'Inochi no Chikyuu: Dioxin no Natsu' or 'The Summer of Dioxin', is an anime movie with a target audience of teens/pre-teens, produced by Magic Bus, directed by Dezaki Satoshi. From the title we can already guess how this anime will differ from yet another rehashed Doraemon movie.
Apparently based on real events, Summer of Dioxin portrays a chemical fallout on an Italian town and the effects on the occupants, especially following a group of children. There is nothing fair or good about this fallout, and realistic consequences are shown. This anime is, in a word, cruel.
We find that the conception of Summer of Dioxin follows
an entirely different route than normal. Since the earliest days of anime movies for kids by Toei Douga, a intrinsic nature of attempting to indoctrinate behaviours and gift essential knowledge with educational content has been virtually absolute. This would be done by giving characters strict morals and/or 'wrong' things to fight against, axiomatic conduct, and featuring a narrative ingrained with (usually Japanese specific) foreshortened historical content and/or cultural practices.
While Summer of Dioxin attempts to interleave these same properties that would make a kids movie 'wholesome', the approach is shockingly different. Whereas a normal anime kids movie would have kids who knew what was happening, who could make a difference, independent and strong in mind, there is absolutely none of this in Summer of Dioxin. Rather, each depicted kid is shown more realistically. Weak, innocent, capable of malice and reprehensible actions, unsure of the events encompassing them and ignorant of the wider and adult world.
Not only are the kids in Summer of Dioxin portrayed like this, the events outlined are simply cruel in inequity and tragic results. Rather than fight against something, or work towards a goal, or achieve teamwork, any of these regular moralistic motifs in a anime kids movie, the children in Summer of Dioxin are shown simply surviving. All they want to do is live their lives, just like any other real life kid. It is in this realistic depiction of childrens' lives that the morals, the respect of others and humanity, is communicated in Summer of Dioxin.
This approach taken by Dezaki and Magic Bus is in some ways the reaction against the mainstream kids movies that consistently sell well in Japan. The movie has very low production values and was probably created on a shoestring budget. Dezaki's approach in Summer of Dioxin could be described as idiosyncratic- the feeling one attains watching is that the moral lessons taught are part of his own personal ideology that he wishes to convey to children on a wider scale. Summer of Dioxin was released in 2001, and was the second of this type of film by Magic Bus and Dezaki. The others in this series of what could simply be called 'cruel' anime kids movies, are 'Happy Birthday Inochi Kagayaku Toki' in 1999, 'Momoko, Kaeru no Uta ga Kikoeru yo' in 2003, 'Glass no Usagi' in 2005, 'Hurdle' in 2005. These films portray physical and mental disability, extreme hardship, and bullying respectively.
As much as Dezaki and Magic Bus' approach to the genre of kids anime movies is charismatic and fairly unique, unfortunately the sub-par assets of Summer of Dioxin in relation to its production equates to a film which is hard to watch, as while it may have an interesting narrative and ideology to its content (at times unintentionally hilarious), it is simply not at all a very beauteous or majestic anime.
The most visible disappointment is that of the backdrops used through the film.
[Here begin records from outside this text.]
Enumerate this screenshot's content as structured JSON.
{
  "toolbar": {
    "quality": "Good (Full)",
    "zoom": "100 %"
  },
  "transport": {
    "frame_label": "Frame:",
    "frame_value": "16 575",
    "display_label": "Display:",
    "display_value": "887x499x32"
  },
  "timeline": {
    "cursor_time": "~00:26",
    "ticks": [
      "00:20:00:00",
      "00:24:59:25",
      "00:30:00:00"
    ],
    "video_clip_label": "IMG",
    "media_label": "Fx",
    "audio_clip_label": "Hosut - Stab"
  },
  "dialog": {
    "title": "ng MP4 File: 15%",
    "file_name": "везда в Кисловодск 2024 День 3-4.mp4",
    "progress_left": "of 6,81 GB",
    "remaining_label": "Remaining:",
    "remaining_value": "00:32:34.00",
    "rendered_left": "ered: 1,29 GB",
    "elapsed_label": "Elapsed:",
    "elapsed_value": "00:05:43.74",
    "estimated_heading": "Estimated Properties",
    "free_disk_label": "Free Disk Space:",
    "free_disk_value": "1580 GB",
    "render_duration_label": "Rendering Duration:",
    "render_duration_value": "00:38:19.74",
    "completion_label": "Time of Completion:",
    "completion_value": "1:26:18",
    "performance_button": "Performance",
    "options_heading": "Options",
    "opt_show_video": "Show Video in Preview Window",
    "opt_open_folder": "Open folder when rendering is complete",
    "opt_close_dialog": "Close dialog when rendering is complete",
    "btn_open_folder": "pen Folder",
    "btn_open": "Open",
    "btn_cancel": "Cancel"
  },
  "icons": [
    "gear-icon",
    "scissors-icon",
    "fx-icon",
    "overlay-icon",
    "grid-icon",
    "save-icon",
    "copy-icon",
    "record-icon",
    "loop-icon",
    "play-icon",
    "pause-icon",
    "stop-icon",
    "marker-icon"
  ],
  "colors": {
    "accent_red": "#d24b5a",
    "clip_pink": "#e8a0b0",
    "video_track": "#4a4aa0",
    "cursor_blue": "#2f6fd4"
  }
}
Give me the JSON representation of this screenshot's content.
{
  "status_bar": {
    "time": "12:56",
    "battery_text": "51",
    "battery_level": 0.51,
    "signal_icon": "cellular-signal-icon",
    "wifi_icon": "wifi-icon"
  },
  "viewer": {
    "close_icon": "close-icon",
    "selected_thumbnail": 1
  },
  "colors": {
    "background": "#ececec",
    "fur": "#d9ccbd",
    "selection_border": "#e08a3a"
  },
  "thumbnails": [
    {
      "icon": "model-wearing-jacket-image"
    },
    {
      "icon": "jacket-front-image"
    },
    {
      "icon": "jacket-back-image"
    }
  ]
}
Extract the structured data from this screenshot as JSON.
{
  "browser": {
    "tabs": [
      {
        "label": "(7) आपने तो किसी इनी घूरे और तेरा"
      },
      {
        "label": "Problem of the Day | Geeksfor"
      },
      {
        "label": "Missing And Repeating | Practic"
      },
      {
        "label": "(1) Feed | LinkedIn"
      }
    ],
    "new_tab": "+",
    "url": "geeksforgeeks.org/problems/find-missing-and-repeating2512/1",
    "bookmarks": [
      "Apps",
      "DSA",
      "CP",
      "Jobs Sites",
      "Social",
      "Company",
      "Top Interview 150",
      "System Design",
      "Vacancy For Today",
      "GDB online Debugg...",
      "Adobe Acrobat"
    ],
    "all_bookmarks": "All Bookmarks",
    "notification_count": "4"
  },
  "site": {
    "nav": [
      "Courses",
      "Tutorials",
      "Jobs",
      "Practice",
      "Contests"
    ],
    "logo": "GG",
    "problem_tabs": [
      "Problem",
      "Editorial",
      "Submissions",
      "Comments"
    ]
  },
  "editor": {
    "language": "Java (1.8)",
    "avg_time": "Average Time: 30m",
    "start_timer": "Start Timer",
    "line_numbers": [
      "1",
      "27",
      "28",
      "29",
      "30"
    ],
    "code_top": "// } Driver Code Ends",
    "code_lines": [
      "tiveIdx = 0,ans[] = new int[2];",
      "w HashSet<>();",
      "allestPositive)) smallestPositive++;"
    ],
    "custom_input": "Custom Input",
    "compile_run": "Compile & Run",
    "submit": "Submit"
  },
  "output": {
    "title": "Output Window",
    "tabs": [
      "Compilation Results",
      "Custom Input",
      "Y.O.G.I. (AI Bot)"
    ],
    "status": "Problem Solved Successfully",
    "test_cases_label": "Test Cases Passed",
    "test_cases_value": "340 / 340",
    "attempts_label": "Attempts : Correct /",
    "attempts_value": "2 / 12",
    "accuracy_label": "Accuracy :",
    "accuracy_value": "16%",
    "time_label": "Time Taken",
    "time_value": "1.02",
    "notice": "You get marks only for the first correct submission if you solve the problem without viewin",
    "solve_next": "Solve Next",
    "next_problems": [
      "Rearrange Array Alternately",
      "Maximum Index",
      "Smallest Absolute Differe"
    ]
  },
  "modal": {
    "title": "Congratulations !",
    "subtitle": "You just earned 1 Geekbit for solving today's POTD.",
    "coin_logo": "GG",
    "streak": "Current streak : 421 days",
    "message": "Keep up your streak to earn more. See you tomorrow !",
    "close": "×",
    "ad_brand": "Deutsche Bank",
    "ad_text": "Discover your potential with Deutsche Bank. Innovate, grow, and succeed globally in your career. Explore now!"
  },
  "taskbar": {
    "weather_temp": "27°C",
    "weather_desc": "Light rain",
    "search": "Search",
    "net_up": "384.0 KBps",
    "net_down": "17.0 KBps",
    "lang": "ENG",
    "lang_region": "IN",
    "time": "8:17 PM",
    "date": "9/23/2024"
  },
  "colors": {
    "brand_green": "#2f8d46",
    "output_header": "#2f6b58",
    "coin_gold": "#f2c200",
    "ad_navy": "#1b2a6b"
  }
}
There is very little authentic development of the setting, rather each is simplistic and many appear as collages of reused compositions. The palette of the anime is overly-bright, which is a common aspect of kids anime, but does absolutely no merit to what should be a memorable depiction of an Italian countryside. A similar malaise is cast upon the domestic scenes, which make up the propensity of the duration, and the mise-en-scene is laughable. Cultural customs have been eschewed in place of Japanese ethnocentrism, perhaps the only exception the (very much incorrect) portrayal of Italian food. Another pitfall is the over-reliance on key animation and static frames, that only further hamper the viewing enjoyment.
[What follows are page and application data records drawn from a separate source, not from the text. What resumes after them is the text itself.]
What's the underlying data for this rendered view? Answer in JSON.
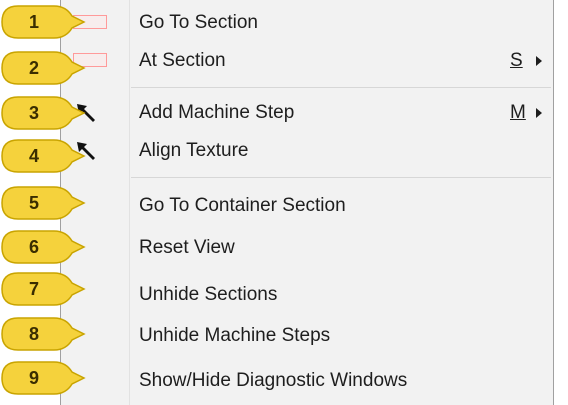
{
  "menu": {
    "items": [
      {
        "callout": "1",
        "label": "Go To Section",
        "icon": "swatch-icon",
        "shortcut": "",
        "submenu": false
      },
      {
        "callout": "2",
        "label": "At Section",
        "icon": "swatch-icon",
        "shortcut": "S",
        "submenu": true
      },
      {
        "callout": "3",
        "label": "Add Machine Step",
        "icon": "cursor-arrow-icon",
        "shortcut": "M",
        "submenu": true
      },
      {
        "callout": "4",
        "label": "Align Texture",
        "icon": "cursor-arrow-icon",
        "shortcut": "",
        "submenu": false
      },
      {
        "callout": "5",
        "label": "Go To Container Section",
        "icon": "",
        "shortcut": "",
        "submenu": false
      },
      {
        "callout": "6",
        "label": "Reset View",
        "icon": "",
        "shortcut": "",
        "submenu": false
      },
      {
        "callout": "7",
        "label": "Unhide Sections",
        "icon": "",
        "shortcut": "",
        "submenu": false
      },
      {
        "callout": "8",
        "label": "Unhide Machine Steps",
        "icon": "",
        "shortcut": "",
        "submenu": false
      },
      {
        "callout": "9",
        "label": "Show/Hide Diagnostic Windows",
        "icon": "",
        "shortcut": "",
        "submenu": false
      }
    ]
  },
  "colors": {
    "callout_fill": "#f5d23c",
    "callout_stroke": "#c9a400",
    "menu_background": "#f2f2f2",
    "swatch_border": "#ff9a9a"
  }
}
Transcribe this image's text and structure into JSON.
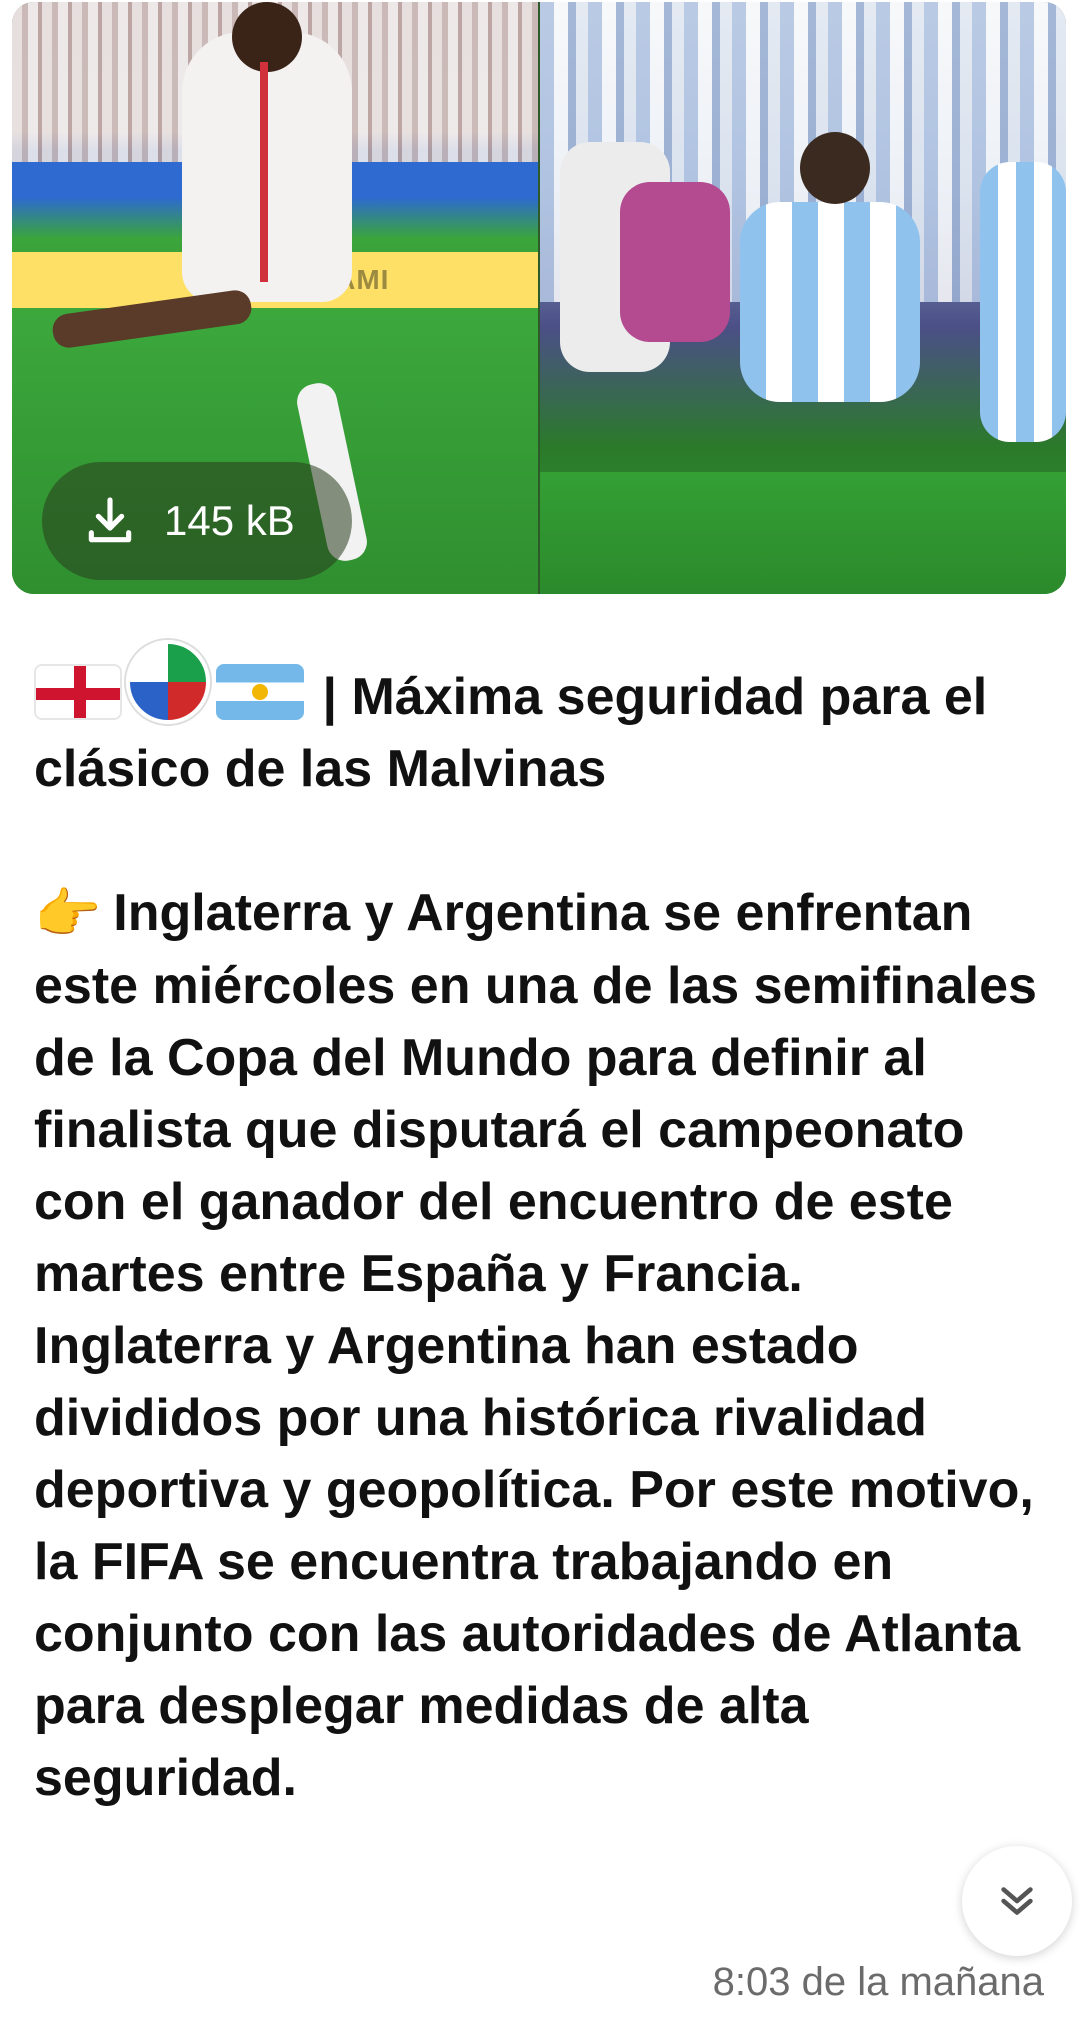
{
  "message": {
    "media": {
      "board_text": "MIAMI",
      "download": {
        "icon": "download-icon",
        "size": "145 kB"
      }
    },
    "caption": {
      "emojis": [
        "england-flag",
        "soccer-ball",
        "argentina-flag"
      ],
      "headline": "| Máxima seguridad para el clásico de las Malvinas",
      "pointer_emoji": "👉",
      "body": "Inglaterra y Argentina se enfrentan este miércoles en una de las semifinales de la Copa del Mundo para definir al finalista que disputará el campeonato con el ganador del encuentro de este martes entre España y Francia. Inglaterra y Argentina han estado divididos por una histórica rivalidad deportiva y geopolítica. Por este motivo, la FIFA se encuentra trabajando en conjunto con las autoridades de Atlanta para desplegar medidas de alta seguridad."
    },
    "timestamp": "8:03 de la mañana",
    "scroll_button_icon": "double-chevron-down-icon"
  }
}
Thankfully, the soundtrack is passable, though nothing at all spectacular, again likely there was little time invested into sound directing. The voice acting was a pleasant surprise- some quite authentic acting on behalf of some adults was enjoyable, this is probably a result of Dezaki's approach at trying to make Summer of Dioxin a more human and realistic tale. The children however, are all fairly standard, and some minor playing-to-stereotypes is abused, though the falsettos are grating enough.
So while Summer of Dioxin may be a surprising, somewhat anti-mainstream kids anime movie, that attempts to deliver a more realistic tale for kids to truly appreciate and change their understanding of life, it is simply ugly. Furthermore, once acquainted to Dezaki's approach, the repetition of this 'life is as life is' becomes either entirely too cruel and sad, or hilarious because of the pure melodrama of such a film. Summer of Dioxin may not have drawn a tear from me, but it did draw me in like a moth to a flame with its bold and daring narrative basis.